A senior economist at the RAND Corp. last year released a study on this and expressed concerns that the people who are severely obese have the highest health care costs and are the most taxing to our society because they often can't work.
Kelly says the kids who are severely obese, sadly, have bodies that are too far gone. Like severely obese adults, those traditional lifestyle and eating changes generally don't work.
The heart association is calling for more research into lifestyle modifications as well as the safety of drugs and bariatric surgery.
RICK: Certainly an issue that all should be watching. You also have a bit of positive news for us?
SARAH: Yes. I love this story. It's feel-good news. The Sisters of Charity Foundation of Cleveland, which is part of the same larger organization that operates St. Vincent Charity Medical Center in Cleveland's Central neighborhood, has been handing out small grants for the past five years.
The grants don't get a lot of attention because they are small and go to small nonprofit groups.

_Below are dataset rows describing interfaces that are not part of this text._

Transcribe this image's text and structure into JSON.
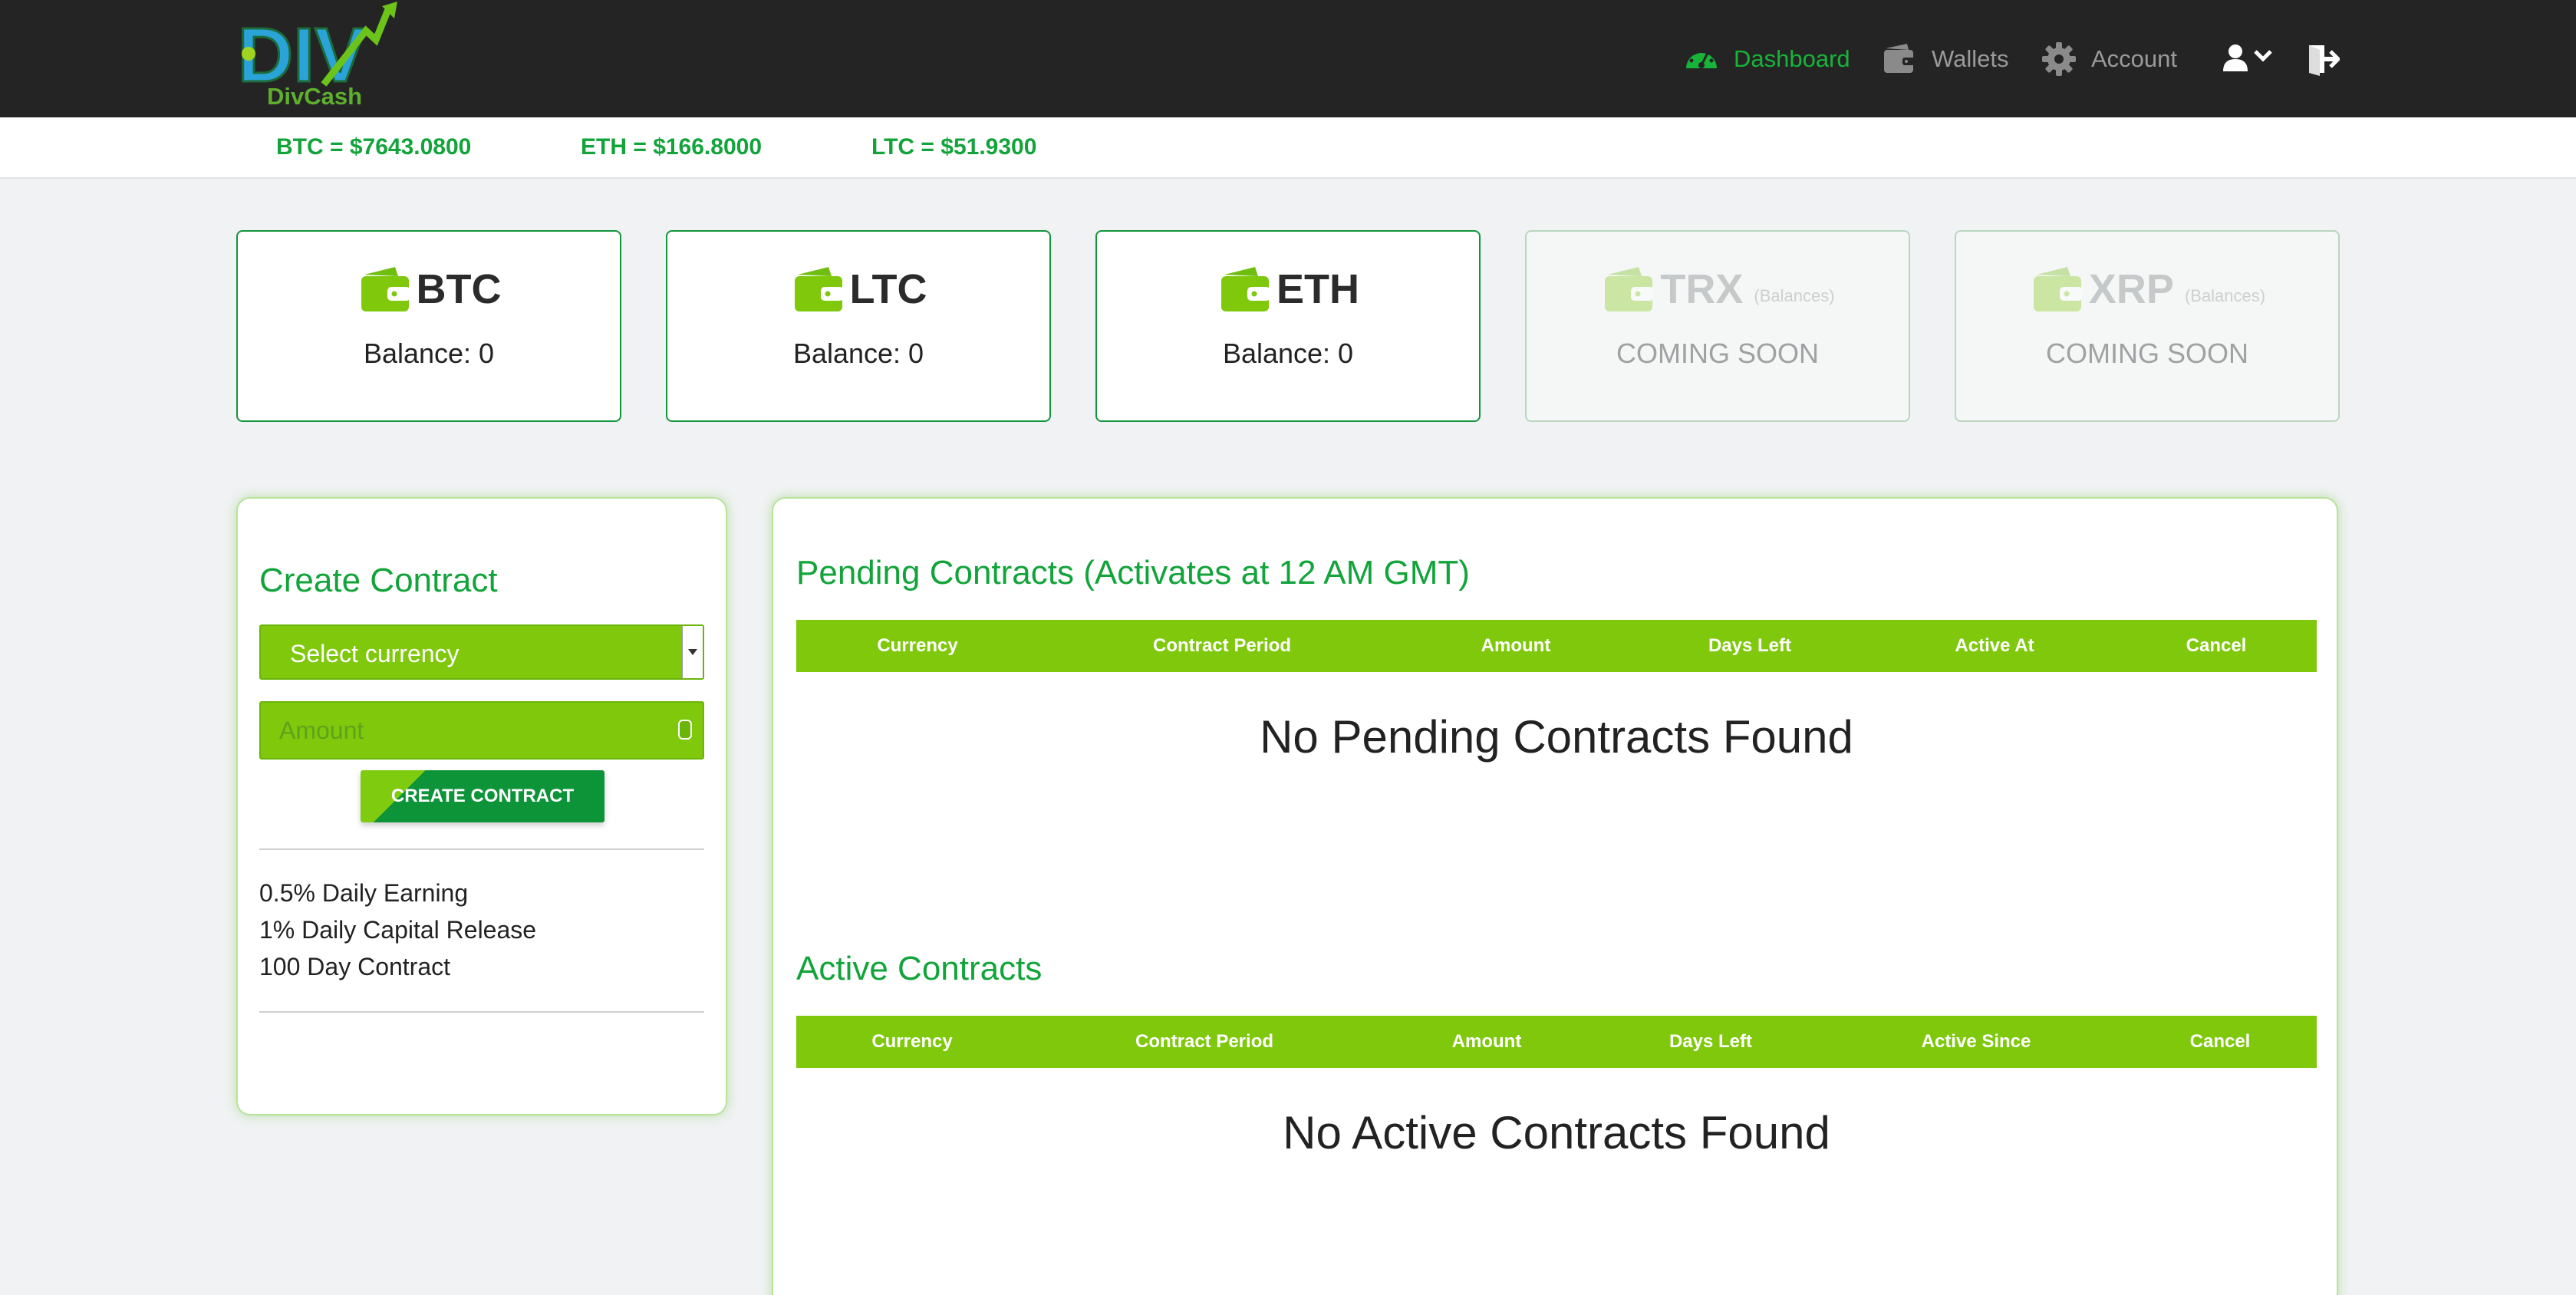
{
  "brand": {
    "name": "DivCash",
    "logo_letters": "DIV"
  },
  "nav": {
    "dashboard": "Dashboard",
    "wallets": "Wallets",
    "account": "Account"
  },
  "ticker": {
    "btc": "BTC = $7643.0800",
    "eth": "ETH = $166.8000",
    "ltc": "LTC = $51.9300"
  },
  "cards": [
    {
      "coin": "BTC",
      "text": "Balance: 0"
    },
    {
      "coin": "LTC",
      "text": "Balance: 0"
    },
    {
      "coin": "ETH",
      "text": "Balance: 0"
    },
    {
      "coin": "TRX",
      "sub": "(Balances)",
      "text": "COMING SOON"
    },
    {
      "coin": "XRP",
      "sub": "(Balances)",
      "text": "COMING SOON"
    }
  ],
  "create": {
    "title": "Create Contract",
    "select_value": "Select currency",
    "amount_placeholder": "Amount",
    "button": "CREATE CONTRACT",
    "features": [
      "0.5% Daily Earning",
      "1% Daily Capital Release",
      "100 Day Contract"
    ]
  },
  "pending": {
    "title": "Pending Contracts (Activates at 12 AM GMT)",
    "columns": [
      "Currency",
      "Contract Period",
      "Amount",
      "Days Left",
      "Active At",
      "Cancel"
    ],
    "empty": "No Pending Contracts Found"
  },
  "active": {
    "title": "Active Contracts",
    "columns": [
      "Currency",
      "Contract Period",
      "Amount",
      "Days Left",
      "Active Since",
      "Cancel"
    ],
    "empty": "No Active Contracts Found"
  },
  "colors": {
    "accent": "#12a43a",
    "table_header": "#7fc80c",
    "topbar": "#242424"
  }
}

But they fund things like healthy snacks for kids after school and ballet for little ones. The kind of activities that help kids not get severely obese.
I couldn't stop smiling last week after talking with Teleange Thomas. She's the program officer for health at the foundation and she explains that the foundation is really trying to "cultivate a culture of health" in a neighborhood that has more than its share of struggles.
"So that just like having a sound roof over your head and stable job are a priority, having a healthy, stable family are also a priority and something that's achievable," Thomas says.
The foundation hands out about half-a-million annually. And the next round of grants is being voted on by their board this Thursday.